    You might want to brace yourself for Patrick Marlborough’s radical gloves-off stand-up in On Fringe, but it’s well worth the effort, advises Xan Ashbury.

  • Extraordinary tales about ordinary people

    Created by local performance company Whiskey & Boots, The Bystander Project is a celebration of stories, art and shared humanity, says Xan Ashbury.

Read Next

  • Kiki Saito and Matthew Lehmann in Nils Christe's Before Nightfall. Photo by Bradbury Photography copy Two West Australian ballet dancers on stage - a woman is perched on one pointe, her other leg extended upwards in a split. She arches back, supported by a male dancer. Hitting high notes at 70

    Hitting high notes at 70

    25 June 2022

    Traversing a range of human emotion, West Australian Ballet’s latest triple bill is an evening of beautifully performed contemporary dance, reports Kim Balfour.

    Reading time • 6 minutesDance
  • Cabaret festival.

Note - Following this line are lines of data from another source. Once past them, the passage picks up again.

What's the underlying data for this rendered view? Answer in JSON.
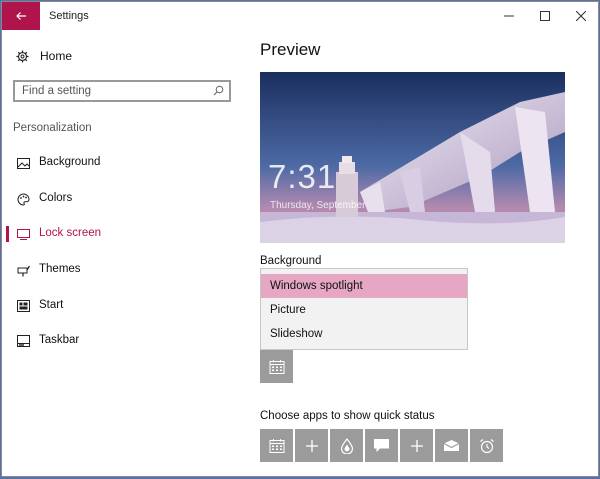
{
  "window": {
    "title": "Settings",
    "accent": "#b0144c"
  },
  "nav": {
    "home": "Home",
    "search_placeholder": "Find a setting",
    "section": "Personalization",
    "items": [
      {
        "label": "Background",
        "icon": "picture-icon"
      },
      {
        "label": "Colors",
        "icon": "palette-icon"
      },
      {
        "label": "Lock screen",
        "icon": "lock-screen-icon",
        "active": true
      },
      {
        "label": "Themes",
        "icon": "brush-icon"
      },
      {
        "label": "Start",
        "icon": "start-icon"
      },
      {
        "label": "Taskbar",
        "icon": "taskbar-icon"
      }
    ]
  },
  "content": {
    "preview_title": "Preview",
    "clock": "7:31",
    "date": "Thursday, September",
    "background_label": "Background",
    "options": [
      "Windows spotlight",
      "Picture",
      "Slideshow"
    ],
    "selected_option": "Windows spotlight",
    "quick_status_label": "Choose apps to show quick status",
    "quick_tiles": [
      "calendar-icon",
      "plus-icon",
      "drop-icon",
      "chat-icon",
      "plus-icon",
      "mail-icon",
      "alarm-icon"
    ]
  }
}
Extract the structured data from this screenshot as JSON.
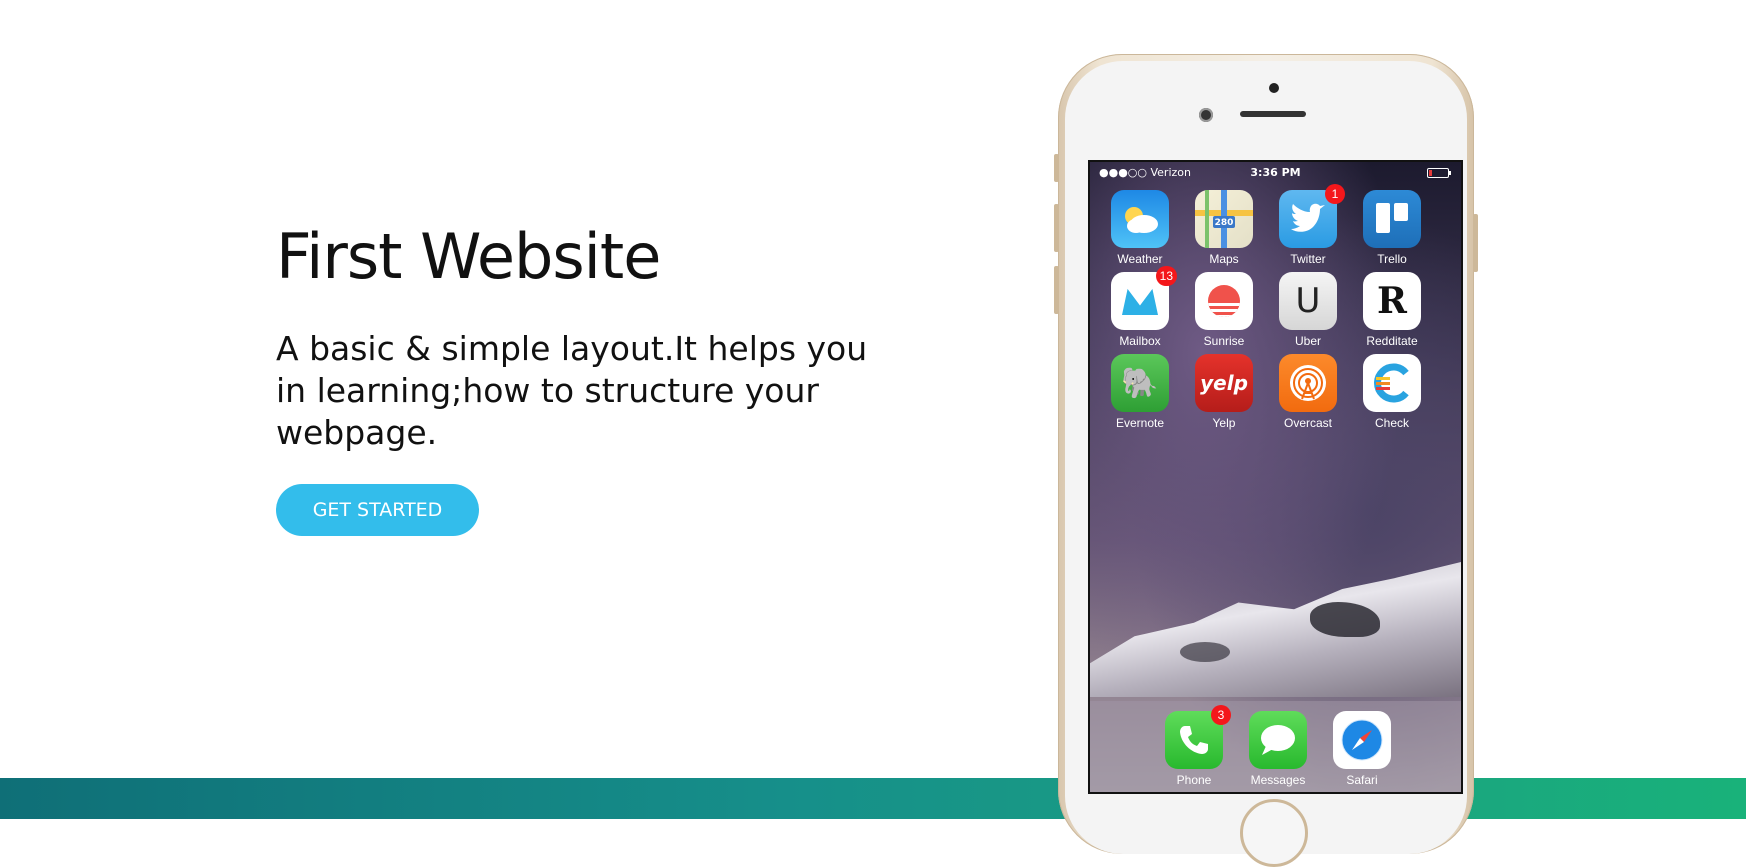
{
  "hero": {
    "title": "First Website",
    "subtitle": "A basic & simple layout.It helps you in learning;how to structure your webpage.",
    "cta_label": "GET STARTED"
  },
  "colors": {
    "accent": "#33bdeb",
    "band_start": "#0f6f77",
    "band_end": "#19b27a"
  },
  "phone": {
    "status": {
      "carrier": "●●●○○ Verizon",
      "time": "3:36 PM"
    },
    "apps": [
      {
        "label": "Weather",
        "icon": "weather-icon"
      },
      {
        "label": "Maps",
        "icon": "maps-icon"
      },
      {
        "label": "Twitter",
        "icon": "twitter-icon",
        "badge": "1"
      },
      {
        "label": "Trello",
        "icon": "trello-icon"
      },
      {
        "label": "Mailbox",
        "icon": "mailbox-icon",
        "badge": "13"
      },
      {
        "label": "Sunrise",
        "icon": "sunrise-icon"
      },
      {
        "label": "Uber",
        "icon": "uber-icon"
      },
      {
        "label": "Redditate",
        "icon": "redditate-icon"
      },
      {
        "label": "Evernote",
        "icon": "evernote-icon"
      },
      {
        "label": "Yelp",
        "icon": "yelp-icon"
      },
      {
        "label": "Overcast",
        "icon": "overcast-icon"
      },
      {
        "label": "Check",
        "icon": "check-icon"
      }
    ],
    "dock": [
      {
        "label": "Phone",
        "icon": "phone-icon",
        "badge": "3"
      },
      {
        "label": "Messages",
        "icon": "messages-icon"
      },
      {
        "label": "Safari",
        "icon": "safari-icon"
      }
    ],
    "app_glyphs": {
      "maps": "280",
      "uber": "U",
      "redditate": "R",
      "yelp": "yelp",
      "evernote": "🐘"
    }
  }
}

A singer wearing a fur hat is on stage with a pianist, guitarist and drummer. We can see the dress circle seats of the theatre in the background lit in a greenish light. Tributes to musical idols light up stage

    Tributes to musical idols light up stage

    23 June 2022

    A cabaret veteran and opera performer bring very different interpretations of the greats of classical, jazz and pop in the second week of the Perth International Cabaret Festival, writes David Zampatti

    Reading time • 6 minutesCabaret
  • A semi circle of 8 singers, with one standing in the centre, facing an audience. They are in a large hall and there are cnadles, chairs and pot plants decorating the floor around them. Vanguards bring poetry to vocal music

    Vanguards bring poetry to vocal music

    20 June 2022

    Armchair poets become legends in their own lunchtimes in Vanguard Consort’s imaginative Saturday Night Poetry, writes Claire Coleman.

    Reading time • 5 minutesMusic

Leave a comment

Cleaver Street Studio

Cleaver Street Studio

Cleaver Street Studio